FYI Miami: March 14, 2019
Below are some of the FYIs in this week’s edition. The entire content of this week’s FYIs and Insider sections is available by subscription only. To subscribe click here.
BACK TO SQUARE ONE: Miami-Dade plans to seek proposals to create and run a transit-oriented development on nearly 14 county-owned acres at Northwest 215th Street and 27th Avenue south of the Florida Turnpike’s Homestead Extension in Miami Gardens. The new proposal is based on the Strategic Miami Area Rapid Transit (SMART) Plan and the new locally preferred alternative of an elevated fixed guideway transit system recommended for the North Corridor on Dec. 6, 2018. The county has tried twice before to get a developer for the site. In the latest attempt, two proposers responded and Miami Gardens Transit Village LLC was recommended for negotiations, but last June the county learned that the developer was no longer part of the team. A county commission committee was asked this week to approve rejection of all proposals to start over.
PUBLIC-PRIVATE DEAL?: Miami-Dade County may look to a public-private partnership to build an elevated fixed guideway transit system along Northwest 27th Avenue. A resolution by Commissioners Barbara Jordan and Esteban Bovo Jr. that was to be heard in county committee this week would ask Mayor Carlos Giménez to report within 60 days how to best design, build, finance and operate the system and, if appropriate, bring commissioners a resolution recommending any or all of the project be treated as eligible for a public-private partnership, putting the procedure to cut a deal in motion.

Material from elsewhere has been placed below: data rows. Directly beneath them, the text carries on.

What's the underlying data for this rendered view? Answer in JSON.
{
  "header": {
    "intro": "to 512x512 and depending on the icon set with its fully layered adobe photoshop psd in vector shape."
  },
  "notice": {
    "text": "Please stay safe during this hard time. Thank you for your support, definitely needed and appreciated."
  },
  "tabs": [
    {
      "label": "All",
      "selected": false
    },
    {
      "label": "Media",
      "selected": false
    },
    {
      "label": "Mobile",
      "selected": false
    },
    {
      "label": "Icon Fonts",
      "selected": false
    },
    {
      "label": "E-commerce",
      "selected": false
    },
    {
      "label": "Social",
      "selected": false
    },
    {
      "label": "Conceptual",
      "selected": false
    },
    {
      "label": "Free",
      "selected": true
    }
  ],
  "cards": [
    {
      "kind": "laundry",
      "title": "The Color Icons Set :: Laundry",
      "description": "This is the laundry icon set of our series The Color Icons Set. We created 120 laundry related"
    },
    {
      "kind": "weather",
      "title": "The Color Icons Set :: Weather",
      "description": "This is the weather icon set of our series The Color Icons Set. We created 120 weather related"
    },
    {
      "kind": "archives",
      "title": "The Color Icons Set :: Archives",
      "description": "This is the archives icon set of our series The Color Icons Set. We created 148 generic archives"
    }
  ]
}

WHO SHOULD RUN MARINAS? Miami city commissioners plan to discuss the current operations of the several city-owned marinas today (3/14). Some of the marinas are run by the city itself, like Dinner Key Marina, and others are run by private entities. Commissioners have been considering whether to have all of the city’s marinas run by private companies.
FULL DISCLOSURE: Sellers of property within special taxing districts – or an area in which a petition to create such a district exists – must now disclose to potential buyers that the property is subject to additional payments, as Miami-Dade commissioners on March 5 voted unanimously in favor of a ordinance amendment calling for the disclosure, sponsored by Jose “Pepe” Diaz and co-sponsored by Daniella Levine Cava, Joe Martinez, Dennis Moss, Jean Monestime and Javier Souto. The ordinance will be enforced by the county parks department’s Special Assessment Districts Division, according to Cultural Affairs Director Michael Spring, who wrote that the ordinance will also require petitioners of new special taxing districts to prepay the cost of recording the taxing district into record at the time of filing.